* [EXERCISE BRIEF]:
Out of the lines below, please list those that hold the string "stevechoi".
::::::::::
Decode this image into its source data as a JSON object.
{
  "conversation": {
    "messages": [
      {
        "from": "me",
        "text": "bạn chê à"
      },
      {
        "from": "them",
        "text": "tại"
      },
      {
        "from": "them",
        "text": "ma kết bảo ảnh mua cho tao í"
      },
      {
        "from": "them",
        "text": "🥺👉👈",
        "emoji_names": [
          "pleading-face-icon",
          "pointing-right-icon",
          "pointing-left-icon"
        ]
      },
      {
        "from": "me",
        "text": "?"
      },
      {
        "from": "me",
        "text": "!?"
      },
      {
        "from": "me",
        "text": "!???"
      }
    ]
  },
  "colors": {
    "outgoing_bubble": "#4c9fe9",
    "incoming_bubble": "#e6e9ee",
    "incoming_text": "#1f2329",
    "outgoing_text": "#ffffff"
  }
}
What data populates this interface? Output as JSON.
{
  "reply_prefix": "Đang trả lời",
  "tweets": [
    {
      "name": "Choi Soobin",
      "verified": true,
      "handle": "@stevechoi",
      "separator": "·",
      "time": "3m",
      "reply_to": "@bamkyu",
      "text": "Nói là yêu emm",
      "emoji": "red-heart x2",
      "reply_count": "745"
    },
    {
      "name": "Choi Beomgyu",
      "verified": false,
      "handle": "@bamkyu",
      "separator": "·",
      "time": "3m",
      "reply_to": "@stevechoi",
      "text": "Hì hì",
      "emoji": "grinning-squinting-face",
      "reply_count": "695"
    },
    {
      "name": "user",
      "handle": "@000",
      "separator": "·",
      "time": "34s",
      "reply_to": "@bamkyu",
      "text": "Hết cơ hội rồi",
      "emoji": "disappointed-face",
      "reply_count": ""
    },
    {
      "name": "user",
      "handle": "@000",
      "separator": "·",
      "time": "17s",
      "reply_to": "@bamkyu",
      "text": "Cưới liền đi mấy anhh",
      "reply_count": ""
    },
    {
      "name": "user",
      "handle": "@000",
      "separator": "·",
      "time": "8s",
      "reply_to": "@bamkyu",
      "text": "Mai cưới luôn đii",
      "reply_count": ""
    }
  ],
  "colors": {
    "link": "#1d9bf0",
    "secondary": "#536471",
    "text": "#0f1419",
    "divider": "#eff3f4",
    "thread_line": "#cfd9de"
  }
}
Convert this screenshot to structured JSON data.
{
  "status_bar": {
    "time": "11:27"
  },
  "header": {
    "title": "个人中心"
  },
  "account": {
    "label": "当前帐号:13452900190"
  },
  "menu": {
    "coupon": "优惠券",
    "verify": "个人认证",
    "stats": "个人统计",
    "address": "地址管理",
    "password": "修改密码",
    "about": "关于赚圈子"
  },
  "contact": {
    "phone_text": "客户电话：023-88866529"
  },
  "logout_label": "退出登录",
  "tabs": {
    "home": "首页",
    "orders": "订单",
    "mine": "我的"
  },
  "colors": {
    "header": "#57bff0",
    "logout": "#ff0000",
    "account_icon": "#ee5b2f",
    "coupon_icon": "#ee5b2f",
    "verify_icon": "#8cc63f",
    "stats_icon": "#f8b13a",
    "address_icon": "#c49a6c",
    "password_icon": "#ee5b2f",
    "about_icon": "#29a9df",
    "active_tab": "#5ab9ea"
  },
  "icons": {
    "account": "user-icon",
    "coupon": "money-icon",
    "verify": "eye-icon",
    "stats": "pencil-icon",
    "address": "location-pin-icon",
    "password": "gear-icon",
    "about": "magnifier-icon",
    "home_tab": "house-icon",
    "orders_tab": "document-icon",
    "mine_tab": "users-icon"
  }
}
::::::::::
* [RESULT FOR THIS EXERCISE]:
      "handle": "@stevechoi",
      "reply_to": "@stevechoi",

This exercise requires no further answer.